How? By making a shift in perception: by realizing that all failure contains within it the possibility of success. Failure is feedback. If you seek to understand your failures, you gain valuable knowledge from it. And you can use this knowledge to get success. Most freelancers fail a lot at first, when they are in the experimenting phase of their work. But those who learn from it and move towards mastery, eventually get tremendous success.

3. Have a plan B. Most people instantly drop a lot of the anxiety they have working as freelancers if they know they have a backup plan. Because with a backup plan, they know that even if things go really bad in their freelancing, they can absorb the negative impact and they wonít end up out on the street or something like that.

A lot of things can be a plan B: a regular job you can get, a different type of work you can do, a family member which can support you financially. Look around, think things through and discover what your plan B can be. When you have it and you know you can rely on it, you get a lot more courage as a freelancer.

4. Take time off to relax. The thing about emotional stress is that it tends to build up on itself. Many freelancers make the mistake when things are uncertain and theyíre worried, to work on them night and day trying to solve them. But as this process can take months and even years, their stress levels go through the roof.

This is why itís very important to take time of periodically, and use this time to defocus and to relax. The best way to go is to make sure you have time off every day, days off every weeks and vacations every year. And you use them to actually do relaxing things. When you return to your work, you will be much more efficient.

What those people told me was probably true: they couldnít handle the stress of being freelancers. But it was not because itís impossible. It was because they lack the knowledge to do so. When you understand the way your emotions work, you have the power to manage them effectively, and you can work any way you see fit.

Eduard Ezeanu is a communication coach with an attitude-based approach. He helps others to improve people skills they find relevant and get top notch results. He also writes on his blog, People Skills Decoded.

3 Comments »

  • Joshua Black | The Underdog Millionaire said:

    There are a lot of great lessons in this post. When you’re a freelancer, your entire destiny is on your shoulders. Than can be both exciting and very stressful at the same time.

    I think that having a plab B and taking time off to relax are very crucial steps in the process of moving forward to find your niche in freelancing.

    -Joshua Black
    The Underdog Millionaire

  • Eduard @ People Skills Decoded said:

    Hey Joshua,

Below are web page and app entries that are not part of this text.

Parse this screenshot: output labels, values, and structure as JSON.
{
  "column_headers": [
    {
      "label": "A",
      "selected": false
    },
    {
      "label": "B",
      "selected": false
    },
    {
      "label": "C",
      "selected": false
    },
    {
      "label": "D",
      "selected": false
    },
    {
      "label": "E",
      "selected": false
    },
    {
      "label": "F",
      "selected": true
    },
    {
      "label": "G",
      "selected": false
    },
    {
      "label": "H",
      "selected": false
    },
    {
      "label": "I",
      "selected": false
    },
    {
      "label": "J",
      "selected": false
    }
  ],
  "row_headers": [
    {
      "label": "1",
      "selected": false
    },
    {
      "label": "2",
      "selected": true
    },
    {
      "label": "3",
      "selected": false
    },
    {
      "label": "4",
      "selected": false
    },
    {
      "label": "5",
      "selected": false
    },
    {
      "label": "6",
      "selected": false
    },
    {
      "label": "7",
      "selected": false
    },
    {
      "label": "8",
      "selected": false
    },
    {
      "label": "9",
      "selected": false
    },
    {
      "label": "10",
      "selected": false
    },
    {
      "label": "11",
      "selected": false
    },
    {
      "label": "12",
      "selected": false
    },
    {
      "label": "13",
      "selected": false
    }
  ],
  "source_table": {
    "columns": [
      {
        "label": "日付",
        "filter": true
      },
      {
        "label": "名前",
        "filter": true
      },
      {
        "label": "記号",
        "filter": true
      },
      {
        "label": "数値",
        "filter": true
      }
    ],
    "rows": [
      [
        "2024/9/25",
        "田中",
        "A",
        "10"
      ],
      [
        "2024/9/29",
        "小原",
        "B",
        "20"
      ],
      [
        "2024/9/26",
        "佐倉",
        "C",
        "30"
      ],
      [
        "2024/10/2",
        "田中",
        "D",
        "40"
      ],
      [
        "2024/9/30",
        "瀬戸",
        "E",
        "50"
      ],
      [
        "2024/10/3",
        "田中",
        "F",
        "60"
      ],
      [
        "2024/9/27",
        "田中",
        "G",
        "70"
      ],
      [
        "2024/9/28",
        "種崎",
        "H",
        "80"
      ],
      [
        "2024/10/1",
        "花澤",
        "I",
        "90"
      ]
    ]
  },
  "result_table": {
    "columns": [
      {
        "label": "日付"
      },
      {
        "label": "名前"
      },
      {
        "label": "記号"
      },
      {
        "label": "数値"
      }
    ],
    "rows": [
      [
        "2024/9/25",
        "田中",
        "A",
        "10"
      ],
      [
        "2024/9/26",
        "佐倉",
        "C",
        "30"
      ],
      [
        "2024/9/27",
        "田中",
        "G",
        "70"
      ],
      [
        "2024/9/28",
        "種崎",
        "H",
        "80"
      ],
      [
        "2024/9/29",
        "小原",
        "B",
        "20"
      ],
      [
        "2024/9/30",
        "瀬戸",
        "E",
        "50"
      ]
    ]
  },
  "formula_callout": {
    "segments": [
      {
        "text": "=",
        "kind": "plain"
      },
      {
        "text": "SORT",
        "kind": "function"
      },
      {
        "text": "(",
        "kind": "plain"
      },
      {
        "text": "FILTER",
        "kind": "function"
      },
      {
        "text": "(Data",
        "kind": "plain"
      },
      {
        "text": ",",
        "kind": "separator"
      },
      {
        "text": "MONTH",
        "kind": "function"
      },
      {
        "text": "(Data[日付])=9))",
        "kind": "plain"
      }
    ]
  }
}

    I’m currently taking some time off, chilling with some friends , and I can definitely stress at this point how important time off is. No matter how much you enjoy your work, you need to recharge your batteries once in a while.

  • Matthew Needham said:

    Thanks for the comment Joshua. As a freelancer you definitely need to have a plan B and take time off and relax and recharge the batteries. Sometimes to move forward you have to move sideways or pause.